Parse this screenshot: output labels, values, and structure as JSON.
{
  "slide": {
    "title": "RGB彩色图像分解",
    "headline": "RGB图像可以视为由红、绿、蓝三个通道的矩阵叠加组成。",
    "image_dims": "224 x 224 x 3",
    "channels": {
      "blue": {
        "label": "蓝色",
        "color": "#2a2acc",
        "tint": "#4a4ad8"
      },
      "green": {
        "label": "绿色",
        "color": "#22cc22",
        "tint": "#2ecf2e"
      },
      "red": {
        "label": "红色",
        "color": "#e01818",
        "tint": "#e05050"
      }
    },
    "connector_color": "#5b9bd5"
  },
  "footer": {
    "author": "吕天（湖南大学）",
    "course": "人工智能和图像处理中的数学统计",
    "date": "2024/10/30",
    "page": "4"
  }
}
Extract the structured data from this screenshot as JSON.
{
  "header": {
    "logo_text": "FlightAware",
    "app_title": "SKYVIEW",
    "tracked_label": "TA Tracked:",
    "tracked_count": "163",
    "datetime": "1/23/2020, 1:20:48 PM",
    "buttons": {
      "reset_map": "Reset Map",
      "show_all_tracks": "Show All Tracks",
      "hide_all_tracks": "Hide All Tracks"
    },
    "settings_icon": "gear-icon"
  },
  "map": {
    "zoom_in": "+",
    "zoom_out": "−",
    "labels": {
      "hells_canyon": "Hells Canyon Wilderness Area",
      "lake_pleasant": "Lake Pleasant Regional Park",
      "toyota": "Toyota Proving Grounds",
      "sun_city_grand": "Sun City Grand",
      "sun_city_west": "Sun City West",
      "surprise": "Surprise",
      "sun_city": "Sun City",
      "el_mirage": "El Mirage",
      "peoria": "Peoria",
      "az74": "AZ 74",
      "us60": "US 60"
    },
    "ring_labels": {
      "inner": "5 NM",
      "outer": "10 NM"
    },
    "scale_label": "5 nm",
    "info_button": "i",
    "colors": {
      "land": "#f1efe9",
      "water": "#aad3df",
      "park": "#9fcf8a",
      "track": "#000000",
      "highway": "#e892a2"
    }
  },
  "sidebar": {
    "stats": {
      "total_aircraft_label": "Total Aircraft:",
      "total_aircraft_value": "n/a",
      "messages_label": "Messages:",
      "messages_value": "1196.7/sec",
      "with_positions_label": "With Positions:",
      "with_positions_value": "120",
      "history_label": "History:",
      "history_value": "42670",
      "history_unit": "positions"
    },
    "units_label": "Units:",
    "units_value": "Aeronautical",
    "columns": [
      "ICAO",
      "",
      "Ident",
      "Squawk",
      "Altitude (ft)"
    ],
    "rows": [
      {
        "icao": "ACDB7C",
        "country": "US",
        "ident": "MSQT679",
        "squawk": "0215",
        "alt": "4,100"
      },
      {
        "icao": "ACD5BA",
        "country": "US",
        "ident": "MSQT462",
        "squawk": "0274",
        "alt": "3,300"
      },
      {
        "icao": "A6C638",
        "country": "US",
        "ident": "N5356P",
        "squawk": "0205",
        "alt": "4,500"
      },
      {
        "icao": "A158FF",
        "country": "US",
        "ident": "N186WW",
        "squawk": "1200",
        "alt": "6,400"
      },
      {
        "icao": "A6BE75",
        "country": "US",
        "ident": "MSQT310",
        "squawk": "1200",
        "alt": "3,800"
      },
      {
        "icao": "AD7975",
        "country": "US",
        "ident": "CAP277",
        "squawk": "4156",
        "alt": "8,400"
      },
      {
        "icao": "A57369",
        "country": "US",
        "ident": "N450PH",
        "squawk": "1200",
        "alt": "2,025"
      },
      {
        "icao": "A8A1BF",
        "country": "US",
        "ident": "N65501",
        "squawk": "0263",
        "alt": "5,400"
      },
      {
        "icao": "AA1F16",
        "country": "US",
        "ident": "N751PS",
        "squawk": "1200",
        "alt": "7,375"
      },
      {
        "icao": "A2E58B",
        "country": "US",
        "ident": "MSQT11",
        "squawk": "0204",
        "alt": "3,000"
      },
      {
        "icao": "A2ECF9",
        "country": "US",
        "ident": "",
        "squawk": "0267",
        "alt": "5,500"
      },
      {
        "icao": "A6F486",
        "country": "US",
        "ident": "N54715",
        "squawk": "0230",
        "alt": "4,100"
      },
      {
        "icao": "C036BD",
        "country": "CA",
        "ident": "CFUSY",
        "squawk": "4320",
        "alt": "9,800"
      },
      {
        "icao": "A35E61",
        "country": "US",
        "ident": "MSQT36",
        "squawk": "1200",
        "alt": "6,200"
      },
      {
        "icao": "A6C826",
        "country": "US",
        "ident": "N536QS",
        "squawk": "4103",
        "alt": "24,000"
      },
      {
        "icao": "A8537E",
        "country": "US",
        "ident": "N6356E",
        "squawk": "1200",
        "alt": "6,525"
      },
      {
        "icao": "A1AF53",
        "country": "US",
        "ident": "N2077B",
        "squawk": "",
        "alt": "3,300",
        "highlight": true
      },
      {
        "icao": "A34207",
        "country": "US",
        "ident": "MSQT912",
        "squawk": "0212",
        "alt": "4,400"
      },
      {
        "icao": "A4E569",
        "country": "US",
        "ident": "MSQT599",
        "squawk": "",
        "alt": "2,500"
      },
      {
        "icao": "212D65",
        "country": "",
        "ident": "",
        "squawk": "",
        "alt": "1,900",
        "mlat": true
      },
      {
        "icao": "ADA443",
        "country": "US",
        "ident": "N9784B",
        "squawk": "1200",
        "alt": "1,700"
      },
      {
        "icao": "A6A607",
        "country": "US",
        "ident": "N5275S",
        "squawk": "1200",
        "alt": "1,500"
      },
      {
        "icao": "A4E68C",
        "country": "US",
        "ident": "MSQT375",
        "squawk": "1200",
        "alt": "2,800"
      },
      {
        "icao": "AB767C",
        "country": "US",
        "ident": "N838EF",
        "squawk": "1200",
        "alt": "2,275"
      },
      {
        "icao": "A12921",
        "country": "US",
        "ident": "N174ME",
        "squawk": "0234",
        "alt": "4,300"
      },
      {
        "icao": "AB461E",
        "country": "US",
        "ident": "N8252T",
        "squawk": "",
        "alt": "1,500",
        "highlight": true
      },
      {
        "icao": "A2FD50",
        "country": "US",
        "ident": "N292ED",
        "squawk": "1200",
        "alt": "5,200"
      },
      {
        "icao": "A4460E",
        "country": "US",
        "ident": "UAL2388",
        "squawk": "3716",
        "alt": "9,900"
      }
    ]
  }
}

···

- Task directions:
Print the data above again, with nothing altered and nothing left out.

- Exercise result:
Parse this screenshot: output labels, values, and structure as JSON.
{
  "slide": {
    "title": "RGB彩色图像分解",
    "headline": "RGB图像可以视为由红、绿、蓝三个通道的矩阵叠加组成。",
    "image_dims": "224 x 224 x 3",
    "channels": {
      "blue": {
        "label": "蓝色",
        "color": "#2a2acc",
        "tint": "#4a4ad8"
      },
      "green": {
        "label": "绿色",
        "color": "#22cc22",
        "tint": "#2ecf2e"
      },
      "red": {
        "label": "红色",
        "color": "#e01818",
        "tint": "#e05050"
      }
    },
    "connector_color": "#5b9bd5"
  },
  "footer": {
    "author": "吕天（湖南大学）",
    "course": "人工智能和图像处理中的数学统计",
    "date": "2024/10/30",
    "page": "4"
  }
}
Extract the structured data from this screenshot as JSON.
{
  "header": {
    "logo_text": "FlightAware",
    "app_title": "SKYVIEW",
    "tracked_label": "TA Tracked:",
    "tracked_count": "163",
    "datetime": "1/23/2020, 1:20:48 PM",
    "buttons": {
      "reset_map": "Reset Map",
      "show_all_tracks": "Show All Tracks",
      "hide_all_tracks": "Hide All Tracks"
    },
    "settings_icon": "gear-icon"
  },
  "map": {
    "zoom_in": "+",
    "zoom_out": "−",
    "labels": {
      "hells_canyon": "Hells Canyon Wilderness Area",
      "lake_pleasant": "Lake Pleasant Regional Park",
      "toyota": "Toyota Proving Grounds",
      "sun_city_grand": "Sun City Grand",
      "sun_city_west": "Sun City West",
      "surprise": "Surprise",
      "sun_city": "Sun City",
      "el_mirage": "El Mirage",
      "peoria": "Peoria",
      "az74": "AZ 74",
      "us60": "US 60"
    },
    "ring_labels": {
      "inner": "5 NM",
      "outer": "10 NM"
    },
    "scale_label": "5 nm",
    "info_button": "i",
    "colors": {
      "land": "#f1efe9",
      "water": "#aad3df",
      "park": "#9fcf8a",
      "track": "#000000",
      "highway": "#e892a2"
    }
  },
  "sidebar": {
    "stats": {
      "total_aircraft_label": "Total Aircraft:",
      "total_aircraft_value": "n/a",
      "messages_label": "Messages:",
      "messages_value": "1196.7/sec",
      "with_positions_label": "With Positions:",
      "with_positions_value": "120",
      "history_label": "History:",
      "history_value": "42670",
      "history_unit": "positions"
    },
    "units_label": "Units:",
    "units_value": "Aeronautical",
    "columns": [
      "ICAO",
      "",
      "Ident",
      "Squawk",
      "Altitude (ft)"
    ],
    "rows": [
      {
        "icao": "ACDB7C",
        "country": "US",
        "ident": "MSQT679",
        "squawk": "0215",
        "alt": "4,100"
      },
      {
        "icao": "ACD5BA",
        "country": "US",
        "ident": "MSQT462",
        "squawk": "0274",
        "alt": "3,300"
      },
      {
        "icao": "A6C638",
        "country": "US",
        "ident": "N5356P",
        "squawk": "0205",
        "alt": "4,500"
      },
      {
        "icao": "A158FF",
        "country": "US",
        "ident": "N186WW",
        "squawk": "1200",
        "alt": "6,400"
      },
      {
        "icao": "A6BE75",
        "country": "US",
        "ident": "MSQT310",
        "squawk": "1200",
        "alt": "3,800"
      },
      {
        "icao": "AD7975",
        "country": "US",
        "ident": "CAP277",
        "squawk": "4156",
        "alt": "8,400"
      },
      {
        "icao": "A57369",
        "country": "US",
        "ident": "N450PH",
        "squawk": "1200",
        "alt": "2,025"
      },
      {
        "icao": "A8A1BF",
        "country": "US",
        "ident": "N65501",
        "squawk": "0263",
        "alt": "5,400"
      },
      {
        "icao": "AA1F16",
        "country": "US",
        "ident": "N751PS",
        "squawk": "1200",
        "alt": "7,375"
      },
      {
        "icao": "A2E58B",
        "country": "US",
        "ident": "MSQT11",
        "squawk": "0204",
        "alt": "3,000"
      },
      {
        "icao": "A2ECF9",
        "country": "US",
        "ident": "",
        "squawk": "0267",
        "alt": "5,500"
      },
      {
        "icao": "A6F486",
        "country": "US",
        "ident": "N54715",
        "squawk": "0230",
        "alt": "4,100"
      },
      {
        "icao": "C036BD",
        "country": "CA",
        "ident": "CFUSY",
        "squawk": "4320",
        "alt": "9,800"
      },
      {
        "icao": "A35E61",
        "country": "US",
        "ident": "MSQT36",
        "squawk": "1200",
        "alt": "6,200"
      },
      {
        "icao": "A6C826",
        "country": "US",
        "ident": "N536QS",
        "squawk": "4103",
        "alt": "24,000"
      },
      {
        "icao": "A8537E",
        "country": "US",
        "ident": "N6356E",
        "squawk": "1200",
        "alt": "6,525"
      },
      {
        "icao": "A1AF53",
        "country": "US",
        "ident": "N2077B",
        "squawk": "",
        "alt": "3,300",
        "highlight": true
      },
      {
        "icao": "A34207",
        "country": "US",
        "ident": "MSQT912",
        "squawk": "0212",
        "alt": "4,400"
      },
      {
        "icao": "A4E569",
        "country": "US",
        "ident": "MSQT599",
        "squawk": "",
        "alt": "2,500"
      },
      {
        "icao": "212D65",
        "country": "",
        "ident": "",
        "squawk": "",
        "alt": "1,900",
        "mlat": true
      },
      {
        "icao": "ADA443",
        "country": "US",
        "ident": "N9784B",
        "squawk": "1200",
        "alt": "1,700"
      },
      {
        "icao": "A6A607",
        "country": "US",
        "ident": "N5275S",
        "squawk": "1200",
        "alt": "1,500"
      },
      {
        "icao": "A4E68C",
        "country": "US",
        "ident": "MSQT375",
        "squawk": "1200",
        "alt": "2,800"
      },
      {
        "icao": "AB767C",
        "country": "US",
        "ident": "N838EF",
        "squawk": "1200",
        "alt": "2,275"
      },
      {
        "icao": "A12921",
        "country": "US",
        "ident": "N174ME",
        "squawk": "0234",
        "alt": "4,300"
      },
      {
        "icao": "AB461E",
        "country": "US",
        "ident": "N8252T",
        "squawk": "",
        "alt": "1,500",
        "highlight": true
      },
      {
        "icao": "A2FD50",
        "country": "US",
        "ident": "N292ED",
        "squawk": "1200",
        "alt": "5,200"
      },
      {
        "icao": "A4460E",
        "country": "US",
        "ident": "UAL2388",
        "squawk": "3716",
        "alt": "9,900"
      }
    ]
  }
}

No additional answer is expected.